_Try it_: From the entries below, tally the lines with "list" in them and reply with that figure only.

(Given data Opens)

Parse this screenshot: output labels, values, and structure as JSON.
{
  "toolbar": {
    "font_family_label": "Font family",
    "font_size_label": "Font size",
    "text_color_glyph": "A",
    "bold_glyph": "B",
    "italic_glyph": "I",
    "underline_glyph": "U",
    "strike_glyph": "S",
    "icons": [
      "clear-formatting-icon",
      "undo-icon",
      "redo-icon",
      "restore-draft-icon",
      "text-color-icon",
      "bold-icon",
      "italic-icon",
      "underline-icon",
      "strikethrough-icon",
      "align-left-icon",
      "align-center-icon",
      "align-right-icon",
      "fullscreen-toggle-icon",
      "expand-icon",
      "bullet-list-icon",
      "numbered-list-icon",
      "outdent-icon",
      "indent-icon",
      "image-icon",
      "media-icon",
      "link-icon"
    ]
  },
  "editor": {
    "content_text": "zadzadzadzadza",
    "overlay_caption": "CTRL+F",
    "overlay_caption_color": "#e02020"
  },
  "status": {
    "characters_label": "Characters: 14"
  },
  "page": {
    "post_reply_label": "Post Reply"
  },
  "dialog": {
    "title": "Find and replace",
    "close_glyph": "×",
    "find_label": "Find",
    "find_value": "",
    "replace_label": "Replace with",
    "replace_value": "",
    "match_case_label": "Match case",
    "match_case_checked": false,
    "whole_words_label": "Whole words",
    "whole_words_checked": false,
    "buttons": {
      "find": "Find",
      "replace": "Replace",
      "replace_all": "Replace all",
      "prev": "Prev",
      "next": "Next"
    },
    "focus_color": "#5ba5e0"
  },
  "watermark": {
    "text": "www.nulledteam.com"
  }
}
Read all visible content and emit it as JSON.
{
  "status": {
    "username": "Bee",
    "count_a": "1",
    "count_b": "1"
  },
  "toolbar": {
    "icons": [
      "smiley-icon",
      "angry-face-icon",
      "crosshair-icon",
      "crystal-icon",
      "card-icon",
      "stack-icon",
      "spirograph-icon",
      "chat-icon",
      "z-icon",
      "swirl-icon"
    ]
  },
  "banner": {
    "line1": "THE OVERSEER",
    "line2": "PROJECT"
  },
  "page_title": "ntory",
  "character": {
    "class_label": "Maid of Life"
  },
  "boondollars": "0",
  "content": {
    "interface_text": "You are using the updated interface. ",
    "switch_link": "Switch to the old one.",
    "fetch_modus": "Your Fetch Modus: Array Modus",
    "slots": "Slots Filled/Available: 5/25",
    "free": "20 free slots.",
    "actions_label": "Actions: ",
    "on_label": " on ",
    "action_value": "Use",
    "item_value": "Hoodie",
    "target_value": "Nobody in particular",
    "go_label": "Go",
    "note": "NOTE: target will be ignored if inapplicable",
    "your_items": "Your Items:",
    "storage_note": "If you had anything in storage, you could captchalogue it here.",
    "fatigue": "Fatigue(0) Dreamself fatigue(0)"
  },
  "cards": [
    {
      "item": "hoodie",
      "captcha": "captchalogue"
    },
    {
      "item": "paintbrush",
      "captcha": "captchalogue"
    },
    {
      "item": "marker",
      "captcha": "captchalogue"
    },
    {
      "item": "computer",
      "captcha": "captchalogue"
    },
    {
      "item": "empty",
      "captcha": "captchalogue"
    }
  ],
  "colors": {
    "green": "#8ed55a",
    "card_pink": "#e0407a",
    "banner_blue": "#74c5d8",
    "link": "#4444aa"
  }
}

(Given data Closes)

_Output below_: 2